In case you thought that October is going to mean a lot of concentration on twitter and post-conference blogging, you can get in a little practice this week.  The International Digital Humanities Conference is on in Lausanne (#dh2014 and #dhLausanne2014).  In addition to the presentations about text mining and digital visualisations, there have been a number of tantalising tweets suggesting that questions about the use of archives, digitisation and digital recordkeeping are all being raised.

I dream of a real nexus of archival rsrch, #dh , multimodal publication, GIS, history, and critical inquiry. #dh2014 Transformative pedagogy

@KatherineFaull mentions that @DianeJakacki (and other librarians/ technologists) aren’t “just toolkits with legs” #dh2014

lizlosh's avatar

@HATII_Glasgow Glad digital curation game at is traditional card game not another awful serious video game #dh2014

On at the same time is the International Council on Archives, Section on University and Research Archives, just down the road in Paris

The University of Melbourne eScholarship Centre is doing all the heavy lifting on the twitter feed at the moment. So far, the role of archivists, appraisal, life cycle and continuum thinking, and digital preservation of complex data have all been raised.

B Muller delved deeply into what we really mean by data and archives, hints of LaTour, UL Data Archive and OAIS @ausnarkie #icasuv14

New role for archivists – the construction of archives rather than the gathering of archives #icasuv14

So many new formats in the digital human sciences @ausnarkie #icasuv14


@esrcmelb: Context is critical.
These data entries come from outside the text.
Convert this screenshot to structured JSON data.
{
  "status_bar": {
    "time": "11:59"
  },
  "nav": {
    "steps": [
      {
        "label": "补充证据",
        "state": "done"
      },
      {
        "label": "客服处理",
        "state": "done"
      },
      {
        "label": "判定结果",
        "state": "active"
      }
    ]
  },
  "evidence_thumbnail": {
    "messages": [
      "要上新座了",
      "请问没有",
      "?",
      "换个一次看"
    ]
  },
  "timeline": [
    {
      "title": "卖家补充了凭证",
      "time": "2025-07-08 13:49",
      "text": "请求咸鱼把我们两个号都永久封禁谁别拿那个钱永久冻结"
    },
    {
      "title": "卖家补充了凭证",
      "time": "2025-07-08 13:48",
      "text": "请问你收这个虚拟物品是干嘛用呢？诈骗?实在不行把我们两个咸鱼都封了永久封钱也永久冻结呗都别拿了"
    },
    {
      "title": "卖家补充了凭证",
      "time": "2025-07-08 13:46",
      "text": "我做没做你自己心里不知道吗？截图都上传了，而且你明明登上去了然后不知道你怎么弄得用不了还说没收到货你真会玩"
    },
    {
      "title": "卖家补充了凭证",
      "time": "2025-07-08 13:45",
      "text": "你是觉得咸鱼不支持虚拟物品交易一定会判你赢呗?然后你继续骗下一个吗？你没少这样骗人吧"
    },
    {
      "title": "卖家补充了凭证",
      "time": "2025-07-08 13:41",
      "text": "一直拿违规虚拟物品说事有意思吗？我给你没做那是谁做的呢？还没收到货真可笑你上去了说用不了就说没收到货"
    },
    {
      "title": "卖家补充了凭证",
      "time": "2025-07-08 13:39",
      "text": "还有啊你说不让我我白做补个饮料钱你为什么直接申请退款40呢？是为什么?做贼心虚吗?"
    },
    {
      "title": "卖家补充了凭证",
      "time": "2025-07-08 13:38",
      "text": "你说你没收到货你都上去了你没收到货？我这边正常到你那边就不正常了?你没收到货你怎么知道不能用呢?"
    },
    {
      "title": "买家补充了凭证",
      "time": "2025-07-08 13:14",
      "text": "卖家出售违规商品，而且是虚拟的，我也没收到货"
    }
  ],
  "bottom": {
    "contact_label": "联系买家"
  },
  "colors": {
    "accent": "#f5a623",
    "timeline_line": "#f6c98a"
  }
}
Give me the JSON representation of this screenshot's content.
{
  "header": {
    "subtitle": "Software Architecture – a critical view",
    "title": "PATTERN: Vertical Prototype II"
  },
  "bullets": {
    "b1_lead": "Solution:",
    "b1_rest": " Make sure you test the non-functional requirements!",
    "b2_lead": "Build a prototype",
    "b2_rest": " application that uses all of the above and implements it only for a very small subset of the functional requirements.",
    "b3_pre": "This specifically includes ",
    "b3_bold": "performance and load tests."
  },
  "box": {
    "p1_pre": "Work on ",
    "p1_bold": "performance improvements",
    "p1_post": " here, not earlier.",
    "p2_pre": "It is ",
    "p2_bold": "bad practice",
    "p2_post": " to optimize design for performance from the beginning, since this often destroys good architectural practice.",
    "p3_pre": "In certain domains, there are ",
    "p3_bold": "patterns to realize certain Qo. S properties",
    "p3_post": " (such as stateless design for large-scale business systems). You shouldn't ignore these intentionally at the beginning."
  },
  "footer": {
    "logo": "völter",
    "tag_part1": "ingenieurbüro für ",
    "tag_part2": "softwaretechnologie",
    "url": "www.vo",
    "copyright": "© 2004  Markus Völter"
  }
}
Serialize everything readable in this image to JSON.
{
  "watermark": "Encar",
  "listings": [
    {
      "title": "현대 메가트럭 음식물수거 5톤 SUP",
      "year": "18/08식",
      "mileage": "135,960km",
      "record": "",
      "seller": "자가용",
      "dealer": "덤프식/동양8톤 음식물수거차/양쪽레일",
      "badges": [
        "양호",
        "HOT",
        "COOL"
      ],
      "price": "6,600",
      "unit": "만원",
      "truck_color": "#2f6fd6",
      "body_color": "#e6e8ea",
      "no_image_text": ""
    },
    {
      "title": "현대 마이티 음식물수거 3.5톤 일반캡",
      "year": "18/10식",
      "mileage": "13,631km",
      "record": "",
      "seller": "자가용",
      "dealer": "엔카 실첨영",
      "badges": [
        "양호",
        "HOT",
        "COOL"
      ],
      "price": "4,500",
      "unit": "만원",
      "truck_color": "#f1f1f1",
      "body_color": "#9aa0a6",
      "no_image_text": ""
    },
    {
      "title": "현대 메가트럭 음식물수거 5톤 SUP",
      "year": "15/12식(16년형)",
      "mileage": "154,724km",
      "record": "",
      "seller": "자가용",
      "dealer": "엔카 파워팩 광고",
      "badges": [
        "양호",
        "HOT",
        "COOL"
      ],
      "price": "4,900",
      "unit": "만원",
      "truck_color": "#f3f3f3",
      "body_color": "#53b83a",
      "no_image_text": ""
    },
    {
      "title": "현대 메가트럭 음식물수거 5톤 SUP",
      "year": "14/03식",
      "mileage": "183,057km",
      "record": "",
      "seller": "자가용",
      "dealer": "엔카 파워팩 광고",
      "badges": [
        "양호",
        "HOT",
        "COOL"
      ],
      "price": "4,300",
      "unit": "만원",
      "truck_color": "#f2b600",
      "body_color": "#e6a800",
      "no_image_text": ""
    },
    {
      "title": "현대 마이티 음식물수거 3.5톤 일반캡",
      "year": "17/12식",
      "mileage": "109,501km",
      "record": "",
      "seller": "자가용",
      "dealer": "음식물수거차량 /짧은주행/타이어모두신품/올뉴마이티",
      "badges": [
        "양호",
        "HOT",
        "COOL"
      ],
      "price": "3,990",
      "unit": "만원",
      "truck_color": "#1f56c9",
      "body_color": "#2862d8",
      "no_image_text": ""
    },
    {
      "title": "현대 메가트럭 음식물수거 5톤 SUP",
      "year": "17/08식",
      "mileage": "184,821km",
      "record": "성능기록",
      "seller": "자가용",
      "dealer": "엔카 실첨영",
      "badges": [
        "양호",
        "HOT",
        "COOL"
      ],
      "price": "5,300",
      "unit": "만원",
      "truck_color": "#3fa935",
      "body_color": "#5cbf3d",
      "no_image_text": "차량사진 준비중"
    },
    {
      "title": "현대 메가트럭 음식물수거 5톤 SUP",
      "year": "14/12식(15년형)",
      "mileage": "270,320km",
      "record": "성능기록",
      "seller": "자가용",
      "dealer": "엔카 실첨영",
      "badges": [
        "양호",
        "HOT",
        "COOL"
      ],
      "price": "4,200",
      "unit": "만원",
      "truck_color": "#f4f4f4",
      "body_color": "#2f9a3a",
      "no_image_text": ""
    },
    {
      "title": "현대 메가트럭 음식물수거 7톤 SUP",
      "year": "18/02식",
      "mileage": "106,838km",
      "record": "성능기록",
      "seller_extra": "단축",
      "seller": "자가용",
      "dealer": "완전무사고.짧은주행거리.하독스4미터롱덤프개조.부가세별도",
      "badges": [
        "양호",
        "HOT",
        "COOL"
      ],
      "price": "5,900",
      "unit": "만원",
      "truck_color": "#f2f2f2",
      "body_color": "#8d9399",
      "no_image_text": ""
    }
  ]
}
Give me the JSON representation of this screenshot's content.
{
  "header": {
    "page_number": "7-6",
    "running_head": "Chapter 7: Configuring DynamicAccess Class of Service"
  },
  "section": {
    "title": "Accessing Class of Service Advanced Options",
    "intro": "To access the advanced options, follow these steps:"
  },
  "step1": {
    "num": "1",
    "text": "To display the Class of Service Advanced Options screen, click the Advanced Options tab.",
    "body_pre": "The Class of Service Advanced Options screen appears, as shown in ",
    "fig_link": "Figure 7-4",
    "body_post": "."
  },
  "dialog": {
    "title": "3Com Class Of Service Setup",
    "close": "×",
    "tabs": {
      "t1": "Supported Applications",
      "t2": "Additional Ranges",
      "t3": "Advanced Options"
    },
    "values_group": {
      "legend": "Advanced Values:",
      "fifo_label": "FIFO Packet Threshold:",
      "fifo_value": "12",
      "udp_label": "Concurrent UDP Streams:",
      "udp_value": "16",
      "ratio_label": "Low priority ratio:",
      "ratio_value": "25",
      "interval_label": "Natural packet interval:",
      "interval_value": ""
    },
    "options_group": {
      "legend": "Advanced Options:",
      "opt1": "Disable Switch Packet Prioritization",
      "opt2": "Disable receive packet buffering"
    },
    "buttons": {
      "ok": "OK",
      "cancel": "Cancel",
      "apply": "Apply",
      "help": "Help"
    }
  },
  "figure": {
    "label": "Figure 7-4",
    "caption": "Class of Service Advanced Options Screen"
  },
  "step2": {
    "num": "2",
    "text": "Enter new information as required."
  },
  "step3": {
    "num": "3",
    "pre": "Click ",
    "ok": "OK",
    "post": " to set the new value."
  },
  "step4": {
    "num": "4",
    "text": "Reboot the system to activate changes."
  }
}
Mariella Guercio on the La Sapienza digital library @ausnarkie #icasuv14

It looks like being an exhausting, exciting and slightly frustrating couple of days on twitter, following the hints and links; trying to make cross connections between the two (and I thought choosing streams in a single conference difficult).


This is a great blog about the role of records in creating an open, transparent and accountable government.

Originally posted on Courtney Bailey, MSLS:

The weekend of July 4th celebrations seems a good time to look at the Declaration of Independence.  As an archivist, I’ve been struck by the fact that Thomas Jefferson included in his list of grievances against King George III something about the importance of public records:

“He has called together legislative bodies at places unusual, uncomfortable, and distant from the depository of their public Records, for the sole purpose of fatiguing them into compliance with his measures.”

Knowing this long history of the acknowledgement that public records contribute to fair government, the recent stories about bungled records management by the Internal Revenue Service are all the more appalling.  A few weeks ago, in the midst of a Congressional investigation into how the IRS had handled nonprofit organizations that are affiliated with the Tea Party, the IRS revealed that a significant chunk of the emails of Lois Lerner, Director…

View original 392 more words


Get every new post delivered to your Inbox.

Join 390 other followers